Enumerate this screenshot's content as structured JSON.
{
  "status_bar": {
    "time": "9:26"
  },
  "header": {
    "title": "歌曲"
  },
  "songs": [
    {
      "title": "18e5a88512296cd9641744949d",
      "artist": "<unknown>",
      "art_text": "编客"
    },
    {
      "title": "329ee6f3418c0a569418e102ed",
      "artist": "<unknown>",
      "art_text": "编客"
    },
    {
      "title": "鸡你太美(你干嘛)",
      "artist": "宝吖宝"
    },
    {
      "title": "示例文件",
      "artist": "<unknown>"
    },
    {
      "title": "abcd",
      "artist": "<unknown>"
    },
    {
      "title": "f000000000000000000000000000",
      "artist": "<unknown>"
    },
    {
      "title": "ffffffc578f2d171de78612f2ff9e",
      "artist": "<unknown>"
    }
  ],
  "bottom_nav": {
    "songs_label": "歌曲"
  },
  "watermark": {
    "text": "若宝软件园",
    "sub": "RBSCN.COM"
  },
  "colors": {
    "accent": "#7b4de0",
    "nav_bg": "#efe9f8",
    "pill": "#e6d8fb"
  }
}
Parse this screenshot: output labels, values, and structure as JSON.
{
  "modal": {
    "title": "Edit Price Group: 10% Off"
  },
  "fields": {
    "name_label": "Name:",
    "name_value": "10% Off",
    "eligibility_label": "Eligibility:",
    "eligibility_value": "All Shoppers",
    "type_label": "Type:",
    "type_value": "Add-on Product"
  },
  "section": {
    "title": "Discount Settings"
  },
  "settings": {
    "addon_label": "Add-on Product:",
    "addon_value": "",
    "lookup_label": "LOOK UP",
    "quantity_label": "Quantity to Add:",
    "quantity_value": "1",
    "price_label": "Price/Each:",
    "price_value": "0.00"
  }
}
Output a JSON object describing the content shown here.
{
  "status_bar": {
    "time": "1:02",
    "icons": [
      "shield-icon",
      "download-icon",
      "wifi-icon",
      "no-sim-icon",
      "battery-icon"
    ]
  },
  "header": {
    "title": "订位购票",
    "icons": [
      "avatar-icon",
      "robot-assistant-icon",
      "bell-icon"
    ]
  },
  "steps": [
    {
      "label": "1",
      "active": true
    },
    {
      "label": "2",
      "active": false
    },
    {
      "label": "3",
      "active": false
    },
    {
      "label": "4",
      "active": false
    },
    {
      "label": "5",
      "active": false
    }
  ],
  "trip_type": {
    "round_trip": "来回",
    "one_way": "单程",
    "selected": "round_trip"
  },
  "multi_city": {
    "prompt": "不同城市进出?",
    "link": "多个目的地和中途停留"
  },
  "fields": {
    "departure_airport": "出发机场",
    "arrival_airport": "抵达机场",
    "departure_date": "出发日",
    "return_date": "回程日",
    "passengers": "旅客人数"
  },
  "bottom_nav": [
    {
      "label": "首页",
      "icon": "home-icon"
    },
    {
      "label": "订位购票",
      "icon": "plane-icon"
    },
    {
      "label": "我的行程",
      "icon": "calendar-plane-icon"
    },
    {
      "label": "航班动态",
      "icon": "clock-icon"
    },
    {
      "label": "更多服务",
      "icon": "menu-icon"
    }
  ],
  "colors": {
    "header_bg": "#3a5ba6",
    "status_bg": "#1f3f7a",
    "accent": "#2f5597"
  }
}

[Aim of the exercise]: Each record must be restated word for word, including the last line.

[Exercise result]:
Enumerate this screenshot's content as structured JSON.
{
  "status_bar": {
    "time": "9:26"
  },
  "header": {
    "title": "歌曲"
  },
  "songs": [
    {
      "title": "18e5a88512296cd9641744949d",
      "artist": "<unknown>",
      "art_text": "编客"
    },
    {
      "title": "329ee6f3418c0a569418e102ed",
      "artist": "<unknown>",
      "art_text": "编客"
    },
    {
      "title": "鸡你太美(你干嘛)",
      "artist": "宝吖宝"
    },
    {
      "title": "示例文件",
      "artist": "<unknown>"
    },
    {
      "title": "abcd",
      "artist": "<unknown>"
    },
    {
      "title": "f000000000000000000000000000",
      "artist": "<unknown>"
    },
    {
      "title": "ffffffc578f2d171de78612f2ff9e",
      "artist": "<unknown>"
    }
  ],
  "bottom_nav": {
    "songs_label": "歌曲"
  },
  "watermark": {
    "text": "若宝软件园",
    "sub": "RBSCN.COM"
  },
  "colors": {
    "accent": "#7b4de0",
    "nav_bg": "#efe9f8",
    "pill": "#e6d8fb"
  }
}
Parse this screenshot: output labels, values, and structure as JSON.
{
  "modal": {
    "title": "Edit Price Group: 10% Off"
  },
  "fields": {
    "name_label": "Name:",
    "name_value": "10% Off",
    "eligibility_label": "Eligibility:",
    "eligibility_value": "All Shoppers",
    "type_label": "Type:",
    "type_value": "Add-on Product"
  },
  "section": {
    "title": "Discount Settings"
  },
  "settings": {
    "addon_label": "Add-on Product:",
    "addon_value": "",
    "lookup_label": "LOOK UP",
    "quantity_label": "Quantity to Add:",
    "quantity_value": "1",
    "price_label": "Price/Each:",
    "price_value": "0.00"
  }
}
Output a JSON object describing the content shown here.
{
  "status_bar": {
    "time": "1:02",
    "icons": [
      "shield-icon",
      "download-icon",
      "wifi-icon",
      "no-sim-icon",
      "battery-icon"
    ]
  },
  "header": {
    "title": "订位购票",
    "icons": [
      "avatar-icon",
      "robot-assistant-icon",
      "bell-icon"
    ]
  },
  "steps": [
    {
      "label": "1",
      "active": true
    },
    {
      "label": "2",
      "active": false
    },
    {
      "label": "3",
      "active": false
    },
    {
      "label": "4",
      "active": false
    },
    {
      "label": "5",
      "active": false
    }
  ],
  "trip_type": {
    "round_trip": "来回",
    "one_way": "单程",
    "selected": "round_trip"
  },
  "multi_city": {
    "prompt": "不同城市进出?",
    "link": "多个目的地和中途停留"
  },
  "fields": {
    "departure_airport": "出发机场",
    "arrival_airport": "抵达机场",
    "departure_date": "出发日",
    "return_date": "回程日",
    "passengers": "旅客人数"
  },
  "bottom_nav": [
    {
      "label": "首页",
      "icon": "home-icon"
    },
    {
      "label": "订位购票",
      "icon": "plane-icon"
    },
    {
      "label": "我的行程",
      "icon": "calendar-plane-icon"
    },
    {
      "label": "航班动态",
      "icon": "clock-icon"
    },
    {
      "label": "更多服务",
      "icon": "menu-icon"
    }
  ],
  "colors": {
    "header_bg": "#3a5ba6",
    "status_bg": "#1f3f7a",
    "accent": "#2f5597"
  }
}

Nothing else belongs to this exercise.